#### [INSTRUCTIONS FOR THE TASK]
Repeat the data in full and exactly. Leave the pictures out.

───── STORED DATA

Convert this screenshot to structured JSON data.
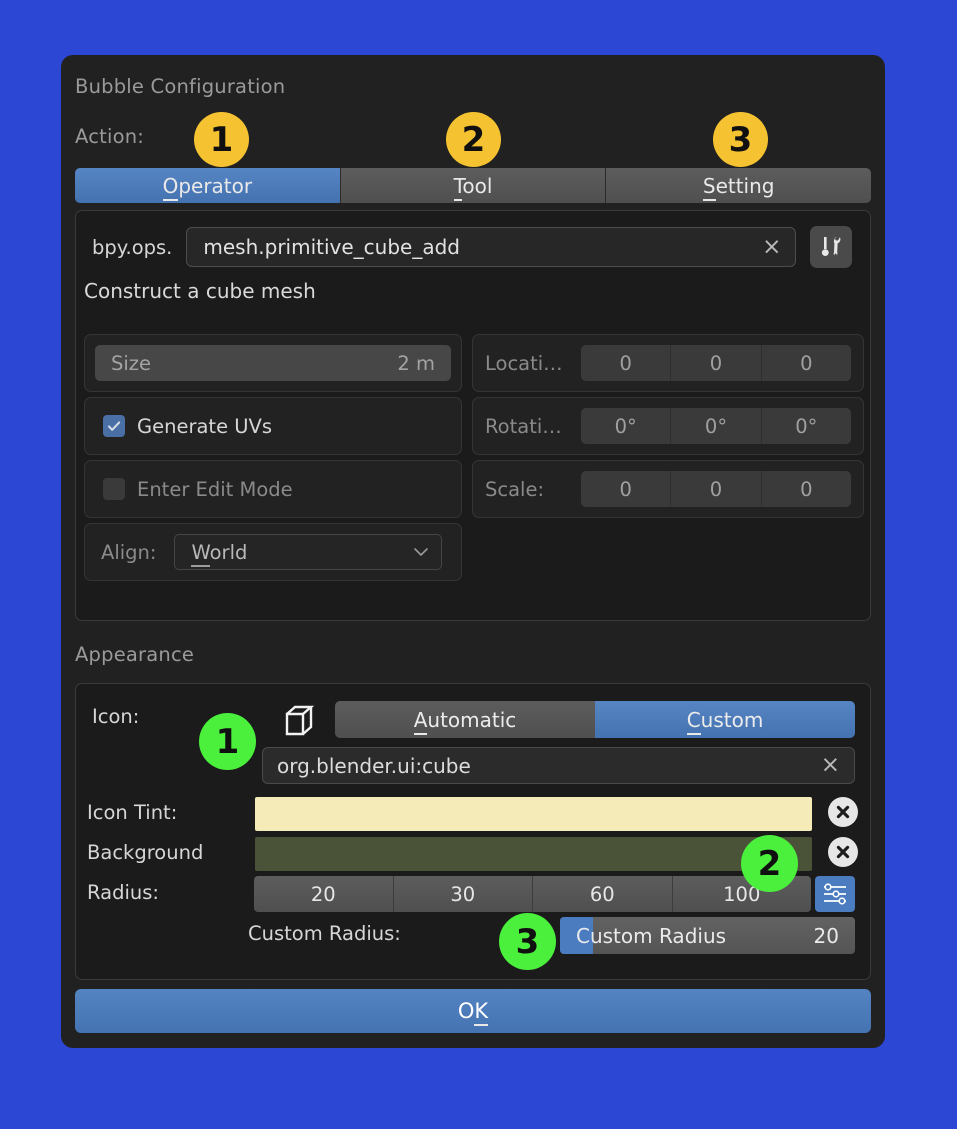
{
  "colors": {
    "page_background": "#2b47d4",
    "dialog_background": "#212121",
    "accent_blue": "#4a7cbf",
    "badge_yellow": "#f5c231",
    "badge_green": "#4bf03c",
    "icon_tint_swatch": "#f5ebb8",
    "background_swatch": "#4a5338"
  },
  "dialog": {
    "title": "Bubble Configuration",
    "action_label": "Action:",
    "tabs": [
      {
        "label": "Operator",
        "accel": "O",
        "active": true
      },
      {
        "label": "Tool",
        "accel": "T",
        "active": false
      },
      {
        "label": "Setting",
        "accel": "S",
        "active": false
      }
    ]
  },
  "operator": {
    "prefix_label": "bpy.ops.",
    "operator_value": "mesh.primitive_cube_add",
    "clear_glyph": "×",
    "description": "Construct a cube mesh",
    "left_fields": {
      "size": {
        "label": "Size",
        "value": "2 m"
      },
      "generate_uvs": {
        "label": "Generate UVs",
        "checked": true
      },
      "enter_edit_mode": {
        "label": "Enter Edit Mode",
        "checked": false
      },
      "align": {
        "label": "Align:",
        "value": "World",
        "accel": "W"
      }
    },
    "right_fields": [
      {
        "label": "Locati…",
        "values": [
          "0",
          "0",
          "0"
        ]
      },
      {
        "label": "Rotati…",
        "values": [
          "0°",
          "0°",
          "0°"
        ]
      },
      {
        "label": "Scale:",
        "values": [
          "0",
          "0",
          "0"
        ]
      }
    ]
  },
  "appearance": {
    "section_label": "Appearance",
    "icon_label": "Icon:",
    "icon_mode": [
      {
        "label": "Automatic",
        "accel": "A",
        "active": false
      },
      {
        "label": "Custom",
        "accel": "C",
        "active": true
      }
    ],
    "icon_id_value": "org.blender.ui:cube",
    "icon_tint_label": "Icon Tint:",
    "background_label": "Background",
    "radius_label": "Radius:",
    "radius_options": [
      "20",
      "30",
      "60",
      "100"
    ],
    "custom_radius_label": "Custom Radius:",
    "custom_radius_slider_label": "Custom Radius",
    "custom_radius_value": "20"
  },
  "footer": {
    "ok_label_before": "O",
    "ok_accel": "K"
  },
  "annotations": {
    "yellow": [
      "1",
      "2",
      "3"
    ],
    "green": [
      "1",
      "2",
      "3"
    ]
  }
}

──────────

#### [SOLUTION TO THE EXERCISE]
Convert this screenshot to structured JSON data.
{
  "colors": {
    "page_background": "#2b47d4",
    "dialog_background": "#212121",
    "accent_blue": "#4a7cbf",
    "badge_yellow": "#f5c231",
    "badge_green": "#4bf03c",
    "icon_tint_swatch": "#f5ebb8",
    "background_swatch": "#4a5338"
  },
  "dialog": {
    "title": "Bubble Configuration",
    "action_label": "Action:",
    "tabs": [
      {
        "label": "Operator",
        "accel": "O",
        "active": true
      },
      {
        "label": "Tool",
        "accel": "T",
        "active": false
      },
      {
        "label": "Setting",
        "accel": "S",
        "active": false
      }
    ]
  },
  "operator": {
    "prefix_label": "bpy.ops.",
    "operator_value": "mesh.primitive_cube_add",
    "clear_glyph": "×",
    "description": "Construct a cube mesh",
    "left_fields": {
      "size": {
        "label": "Size",
        "value": "2 m"
      },
      "generate_uvs": {
        "label": "Generate UVs",
        "checked": true
      },
      "enter_edit_mode": {
        "label": "Enter Edit Mode",
        "checked": false
      },
      "align": {
        "label": "Align:",
        "value": "World",
        "accel": "W"
      }
    },
    "right_fields": [
      {
        "label": "Locati…",
        "values": [
          "0",
          "0",
          "0"
        ]
      },
      {
        "label": "Rotati…",
        "values": [
          "0°",
          "0°",
          "0°"
        ]
      },
      {
        "label": "Scale:",
        "values": [
          "0",
          "0",
          "0"
        ]
      }
    ]
  },
  "appearance": {
    "section_label": "Appearance",
    "icon_label": "Icon:",
    "icon_mode": [
      {
        "label": "Automatic",
        "accel": "A",
        "active": false
      },
      {
        "label": "Custom",
        "accel": "C",
        "active": true
      }
    ],
    "icon_id_value": "org.blender.ui:cube",
    "icon_tint_label": "Icon Tint:",
    "background_label": "Background",
    "radius_label": "Radius:",
    "radius_options": [
      "20",
      "30",
      "60",
      "100"
    ],
    "custom_radius_label": "Custom Radius:",
    "custom_radius_slider_label": "Custom Radius",
    "custom_radius_value": "20"
  },
  "footer": {
    "ok_label_before": "O",
    "ok_accel": "K"
  },
  "annotations": {
    "yellow": [
      "1",
      "2",
      "3"
    ],
    "green": [
      "1",
      "2",
      "3"
    ]
  }
}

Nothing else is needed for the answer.